— Raw data —
---
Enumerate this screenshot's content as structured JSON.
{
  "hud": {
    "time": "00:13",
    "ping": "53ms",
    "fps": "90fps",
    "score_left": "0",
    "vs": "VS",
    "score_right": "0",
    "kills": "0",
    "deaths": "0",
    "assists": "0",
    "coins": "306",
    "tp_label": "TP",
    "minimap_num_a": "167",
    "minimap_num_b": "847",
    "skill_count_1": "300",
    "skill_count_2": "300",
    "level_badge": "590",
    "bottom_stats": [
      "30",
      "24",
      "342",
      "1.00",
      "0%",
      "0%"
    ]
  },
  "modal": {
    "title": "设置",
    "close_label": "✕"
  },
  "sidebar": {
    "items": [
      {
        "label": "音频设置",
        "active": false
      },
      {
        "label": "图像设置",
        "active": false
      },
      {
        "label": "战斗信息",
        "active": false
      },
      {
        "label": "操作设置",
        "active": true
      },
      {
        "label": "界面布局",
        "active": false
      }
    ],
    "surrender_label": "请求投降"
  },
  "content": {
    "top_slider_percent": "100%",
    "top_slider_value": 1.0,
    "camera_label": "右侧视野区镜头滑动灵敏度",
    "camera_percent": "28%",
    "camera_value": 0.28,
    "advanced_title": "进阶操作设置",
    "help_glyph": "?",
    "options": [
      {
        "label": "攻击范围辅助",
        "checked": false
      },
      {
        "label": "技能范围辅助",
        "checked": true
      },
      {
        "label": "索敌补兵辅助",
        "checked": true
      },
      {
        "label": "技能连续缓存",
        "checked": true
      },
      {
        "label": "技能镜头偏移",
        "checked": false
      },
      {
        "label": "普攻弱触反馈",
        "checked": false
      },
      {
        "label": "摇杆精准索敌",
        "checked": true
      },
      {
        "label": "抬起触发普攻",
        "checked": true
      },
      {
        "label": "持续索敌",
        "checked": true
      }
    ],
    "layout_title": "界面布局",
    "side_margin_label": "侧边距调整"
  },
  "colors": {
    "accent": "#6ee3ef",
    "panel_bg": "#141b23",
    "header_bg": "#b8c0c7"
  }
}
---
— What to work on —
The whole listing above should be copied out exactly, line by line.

— Result of this task —
Enumerate this screenshot's content as structured JSON.
{
  "hud": {
    "time": "00:13",
    "ping": "53ms",
    "fps": "90fps",
    "score_left": "0",
    "vs": "VS",
    "score_right": "0",
    "kills": "0",
    "deaths": "0",
    "assists": "0",
    "coins": "306",
    "tp_label": "TP",
    "minimap_num_a": "167",
    "minimap_num_b": "847",
    "skill_count_1": "300",
    "skill_count_2": "300",
    "level_badge": "590",
    "bottom_stats": [
      "30",
      "24",
      "342",
      "1.00",
      "0%",
      "0%"
    ]
  },
  "modal": {
    "title": "设置",
    "close_label": "✕"
  },
  "sidebar": {
    "items": [
      {
        "label": "音频设置",
        "active": false
      },
      {
        "label": "图像设置",
        "active": false
      },
      {
        "label": "战斗信息",
        "active": false
      },
      {
        "label": "操作设置",
        "active": true
      },
      {
        "label": "界面布局",
        "active": false
      }
    ],
    "surrender_label": "请求投降"
  },
  "content": {
    "top_slider_percent": "100%",
    "top_slider_value": 1.0,
    "camera_label": "右侧视野区镜头滑动灵敏度",
    "camera_percent": "28%",
    "camera_value": 0.28,
    "advanced_title": "进阶操作设置",
    "help_glyph": "?",
    "options": [
      {
        "label": "攻击范围辅助",
        "checked": false
      },
      {
        "label": "技能范围辅助",
        "checked": true
      },
      {
        "label": "索敌补兵辅助",
        "checked": true
      },
      {
        "label": "技能连续缓存",
        "checked": true
      },
      {
        "label": "技能镜头偏移",
        "checked": false
      },
      {
        "label": "普攻弱触反馈",
        "checked": false
      },
      {
        "label": "摇杆精准索敌",
        "checked": true
      },
      {
        "label": "抬起触发普攻",
        "checked": true
      },
      {
        "label": "持续索敌",
        "checked": true
      }
    ],
    "layout_title": "界面布局",
    "side_margin_label": "侧边距调整"
  },
  "colors": {
    "accent": "#6ee3ef",
    "panel_bg": "#141b23",
    "header_bg": "#b8c0c7"
  }
}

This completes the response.